*** Opening of Input ***

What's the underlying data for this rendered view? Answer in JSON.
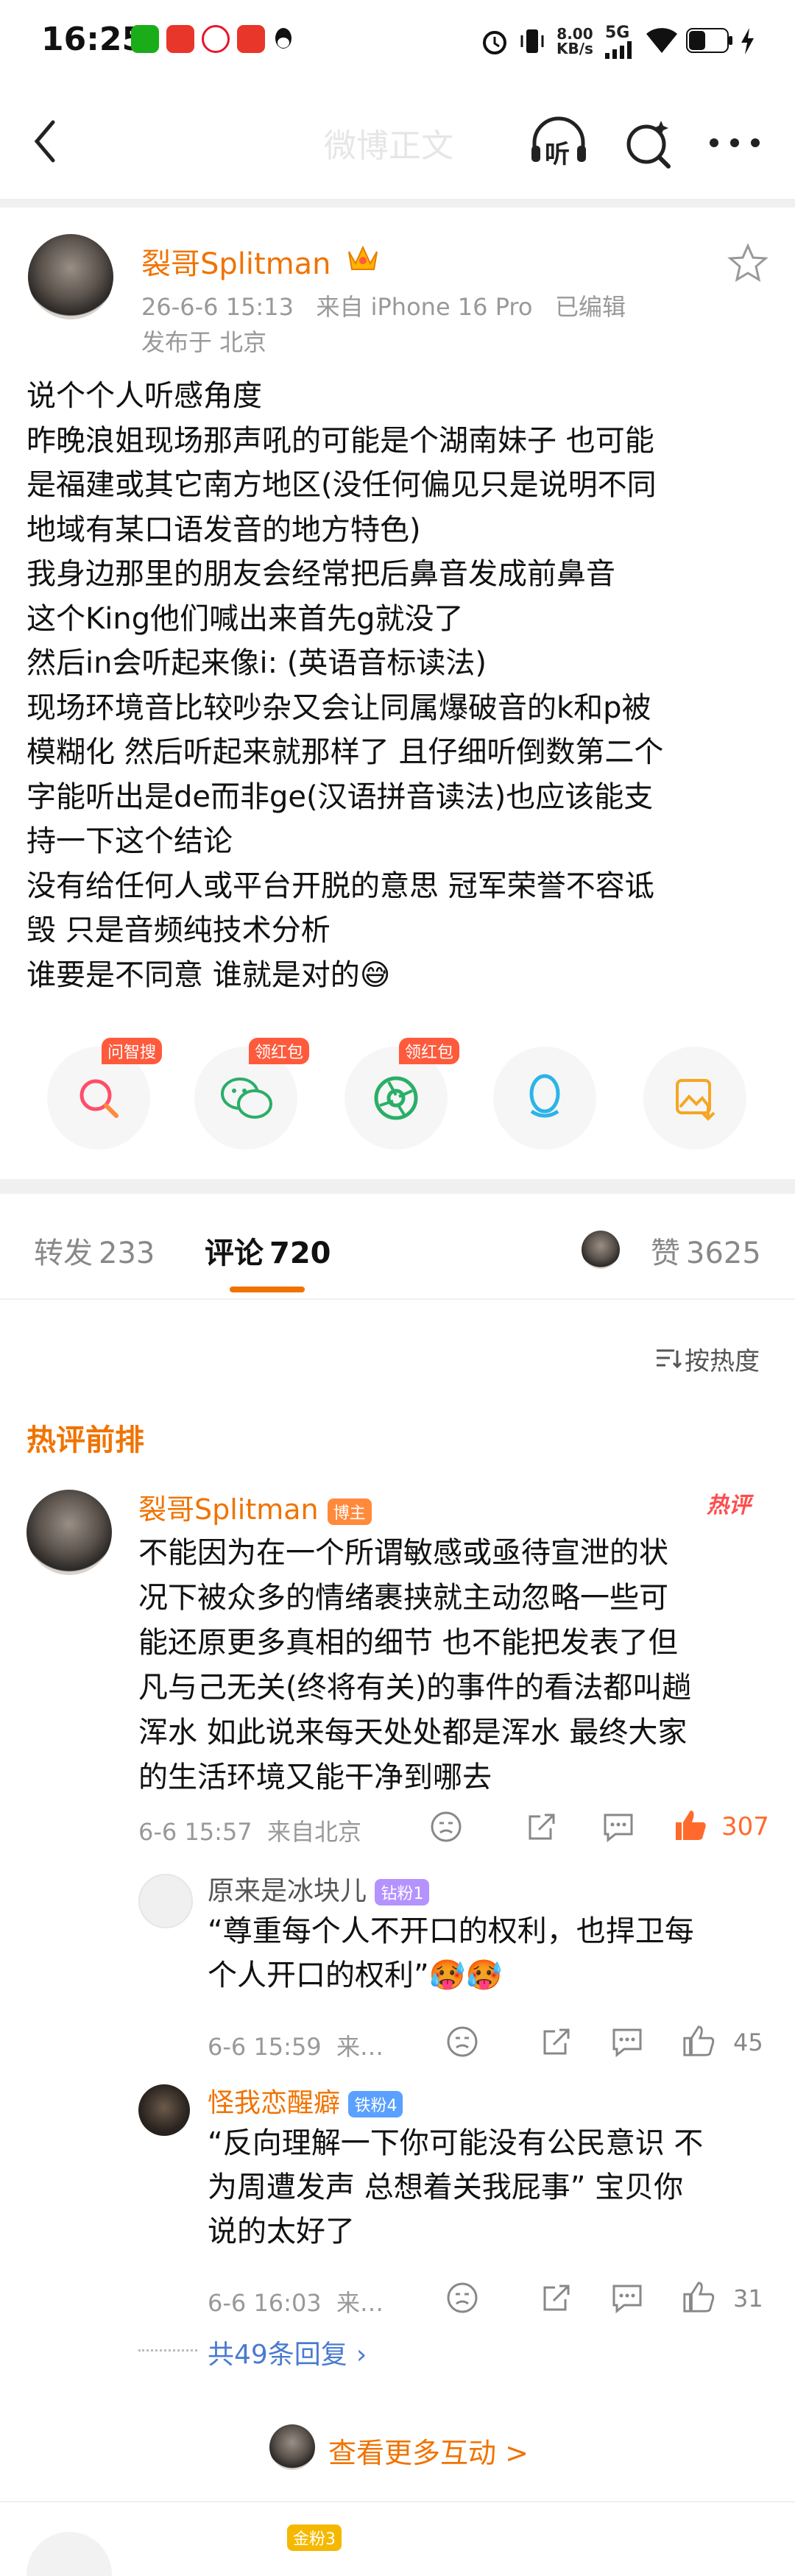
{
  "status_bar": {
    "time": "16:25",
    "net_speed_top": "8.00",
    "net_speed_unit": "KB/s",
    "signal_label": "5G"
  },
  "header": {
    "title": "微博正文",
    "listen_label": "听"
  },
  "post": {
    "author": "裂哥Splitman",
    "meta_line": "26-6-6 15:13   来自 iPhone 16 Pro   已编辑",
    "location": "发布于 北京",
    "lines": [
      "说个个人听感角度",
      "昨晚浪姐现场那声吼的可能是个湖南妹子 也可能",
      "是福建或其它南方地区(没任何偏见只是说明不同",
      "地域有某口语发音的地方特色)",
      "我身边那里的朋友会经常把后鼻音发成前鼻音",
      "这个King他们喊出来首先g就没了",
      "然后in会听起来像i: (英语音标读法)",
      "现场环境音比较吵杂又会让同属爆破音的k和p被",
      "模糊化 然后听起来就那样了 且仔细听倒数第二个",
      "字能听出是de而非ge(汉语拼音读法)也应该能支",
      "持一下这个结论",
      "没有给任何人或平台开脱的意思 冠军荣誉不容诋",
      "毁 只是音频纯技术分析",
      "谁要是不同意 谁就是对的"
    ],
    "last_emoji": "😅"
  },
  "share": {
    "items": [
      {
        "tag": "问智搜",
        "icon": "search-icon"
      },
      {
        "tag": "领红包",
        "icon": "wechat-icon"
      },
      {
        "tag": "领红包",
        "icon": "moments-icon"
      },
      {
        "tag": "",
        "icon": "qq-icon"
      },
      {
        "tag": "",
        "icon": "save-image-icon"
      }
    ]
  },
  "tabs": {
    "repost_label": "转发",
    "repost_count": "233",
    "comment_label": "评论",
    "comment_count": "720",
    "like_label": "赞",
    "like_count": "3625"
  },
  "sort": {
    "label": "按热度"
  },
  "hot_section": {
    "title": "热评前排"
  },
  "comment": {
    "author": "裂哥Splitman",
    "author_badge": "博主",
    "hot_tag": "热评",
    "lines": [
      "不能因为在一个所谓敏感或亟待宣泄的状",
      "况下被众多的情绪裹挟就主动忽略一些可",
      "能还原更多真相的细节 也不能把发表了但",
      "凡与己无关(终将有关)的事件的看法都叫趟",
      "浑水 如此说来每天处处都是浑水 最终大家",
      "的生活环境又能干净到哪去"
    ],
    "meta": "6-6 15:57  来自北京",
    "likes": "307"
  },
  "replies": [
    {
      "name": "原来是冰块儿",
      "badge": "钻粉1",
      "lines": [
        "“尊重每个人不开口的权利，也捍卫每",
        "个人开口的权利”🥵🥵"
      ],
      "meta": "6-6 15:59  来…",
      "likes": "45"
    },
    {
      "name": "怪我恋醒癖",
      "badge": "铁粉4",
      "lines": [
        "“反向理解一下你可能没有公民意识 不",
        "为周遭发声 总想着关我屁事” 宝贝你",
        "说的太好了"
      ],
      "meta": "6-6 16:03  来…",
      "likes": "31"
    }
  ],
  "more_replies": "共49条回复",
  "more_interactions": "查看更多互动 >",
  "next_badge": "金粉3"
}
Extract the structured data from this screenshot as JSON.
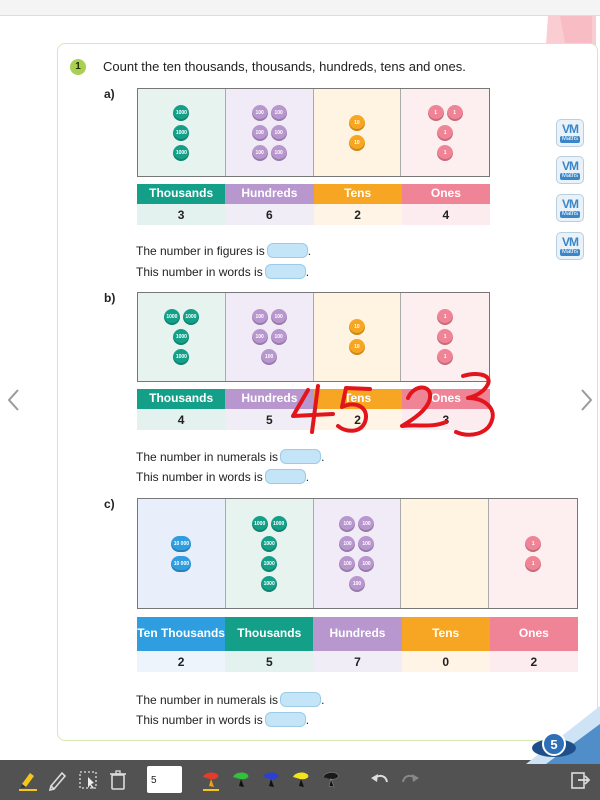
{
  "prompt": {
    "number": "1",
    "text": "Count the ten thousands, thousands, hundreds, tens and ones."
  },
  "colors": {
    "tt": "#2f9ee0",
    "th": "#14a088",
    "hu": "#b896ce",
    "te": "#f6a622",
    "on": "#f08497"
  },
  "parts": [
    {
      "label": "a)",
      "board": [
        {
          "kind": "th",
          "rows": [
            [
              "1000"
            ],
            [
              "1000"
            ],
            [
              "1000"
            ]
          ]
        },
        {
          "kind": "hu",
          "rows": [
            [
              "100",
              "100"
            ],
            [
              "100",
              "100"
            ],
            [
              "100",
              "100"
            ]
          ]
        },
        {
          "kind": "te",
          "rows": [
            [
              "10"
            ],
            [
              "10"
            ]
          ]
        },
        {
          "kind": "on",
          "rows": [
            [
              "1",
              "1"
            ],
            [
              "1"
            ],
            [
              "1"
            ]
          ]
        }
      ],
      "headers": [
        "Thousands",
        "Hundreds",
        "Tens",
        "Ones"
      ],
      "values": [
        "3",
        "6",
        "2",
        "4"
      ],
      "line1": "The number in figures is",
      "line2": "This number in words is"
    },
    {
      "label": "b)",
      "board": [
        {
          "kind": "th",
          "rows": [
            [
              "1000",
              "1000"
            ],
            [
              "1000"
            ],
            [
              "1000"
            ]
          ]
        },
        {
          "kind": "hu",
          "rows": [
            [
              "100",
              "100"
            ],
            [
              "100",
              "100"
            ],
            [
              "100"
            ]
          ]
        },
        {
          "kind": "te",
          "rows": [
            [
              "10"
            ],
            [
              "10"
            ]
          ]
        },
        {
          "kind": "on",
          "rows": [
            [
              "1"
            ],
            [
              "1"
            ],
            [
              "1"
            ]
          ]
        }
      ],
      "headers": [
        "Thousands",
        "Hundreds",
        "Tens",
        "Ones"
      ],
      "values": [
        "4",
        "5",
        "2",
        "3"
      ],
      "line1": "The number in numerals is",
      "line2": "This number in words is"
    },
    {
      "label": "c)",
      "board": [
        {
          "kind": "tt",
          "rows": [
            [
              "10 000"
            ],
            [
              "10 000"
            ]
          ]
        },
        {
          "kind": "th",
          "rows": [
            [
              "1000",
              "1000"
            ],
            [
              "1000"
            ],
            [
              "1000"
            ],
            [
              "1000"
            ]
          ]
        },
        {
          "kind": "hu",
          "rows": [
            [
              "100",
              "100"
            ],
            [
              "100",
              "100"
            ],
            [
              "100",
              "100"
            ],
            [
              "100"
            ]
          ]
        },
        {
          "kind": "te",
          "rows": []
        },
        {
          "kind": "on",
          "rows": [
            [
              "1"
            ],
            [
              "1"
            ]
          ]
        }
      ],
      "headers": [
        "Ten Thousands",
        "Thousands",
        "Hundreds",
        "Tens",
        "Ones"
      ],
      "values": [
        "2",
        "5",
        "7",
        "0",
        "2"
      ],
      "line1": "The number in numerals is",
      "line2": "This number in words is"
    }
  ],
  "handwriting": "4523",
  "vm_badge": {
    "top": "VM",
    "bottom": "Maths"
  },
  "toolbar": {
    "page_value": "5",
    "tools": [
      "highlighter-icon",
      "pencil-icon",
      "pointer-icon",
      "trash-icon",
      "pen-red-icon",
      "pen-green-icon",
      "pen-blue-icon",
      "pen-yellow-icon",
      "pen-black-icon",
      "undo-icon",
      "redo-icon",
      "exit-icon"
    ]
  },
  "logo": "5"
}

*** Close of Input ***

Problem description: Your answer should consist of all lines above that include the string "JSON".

Answer to the exercise:
What's the underlying data for this rendered view? Answer in JSON.
Extract the structured data from this screenshot as JSON.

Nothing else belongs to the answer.